Directions: Line by line, return the data exactly as shown.

[Dataset items]

┄┄┄┄┄┄

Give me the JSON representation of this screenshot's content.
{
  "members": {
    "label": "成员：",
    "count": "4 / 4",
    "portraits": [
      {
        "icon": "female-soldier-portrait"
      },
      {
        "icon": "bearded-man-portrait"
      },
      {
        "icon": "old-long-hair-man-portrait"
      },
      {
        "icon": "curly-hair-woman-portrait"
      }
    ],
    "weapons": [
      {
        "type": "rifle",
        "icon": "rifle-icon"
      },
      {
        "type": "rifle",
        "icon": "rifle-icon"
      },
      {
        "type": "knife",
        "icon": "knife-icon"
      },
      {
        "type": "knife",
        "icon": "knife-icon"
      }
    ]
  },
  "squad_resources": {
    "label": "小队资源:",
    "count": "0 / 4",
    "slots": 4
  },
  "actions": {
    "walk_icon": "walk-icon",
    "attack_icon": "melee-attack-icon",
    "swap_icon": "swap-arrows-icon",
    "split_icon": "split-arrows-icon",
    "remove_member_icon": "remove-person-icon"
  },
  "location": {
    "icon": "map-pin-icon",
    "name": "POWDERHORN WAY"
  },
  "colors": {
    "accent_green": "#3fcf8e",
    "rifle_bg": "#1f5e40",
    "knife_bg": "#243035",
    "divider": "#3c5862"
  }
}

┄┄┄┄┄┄

Response to this exercise:
Give me the JSON representation of this screenshot's content.
{
  "members": {
    "label": "成员：",
    "count": "4 / 4",
    "portraits": [
      {
        "icon": "female-soldier-portrait"
      },
      {
        "icon": "bearded-man-portrait"
      },
      {
        "icon": "old-long-hair-man-portrait"
      },
      {
        "icon": "curly-hair-woman-portrait"
      }
    ],
    "weapons": [
      {
        "type": "rifle",
        "icon": "rifle-icon"
      },
      {
        "type": "rifle",
        "icon": "rifle-icon"
      },
      {
        "type": "knife",
        "icon": "knife-icon"
      },
      {
        "type": "knife",
        "icon": "knife-icon"
      }
    ]
  },
  "squad_resources": {
    "label": "小队资源:",
    "count": "0 / 4",
    "slots": 4
  },
  "actions": {
    "walk_icon": "walk-icon",
    "attack_icon": "melee-attack-icon",
    "swap_icon": "swap-arrows-icon",
    "split_icon": "split-arrows-icon",
    "remove_member_icon": "remove-person-icon"
  },
  "location": {
    "icon": "map-pin-icon",
    "name": "POWDERHORN WAY"
  },
  "colors": {
    "accent_green": "#3fcf8e",
    "rifle_bg": "#1f5e40",
    "knife_bg": "#243035",
    "divider": "#3c5862"
  }
}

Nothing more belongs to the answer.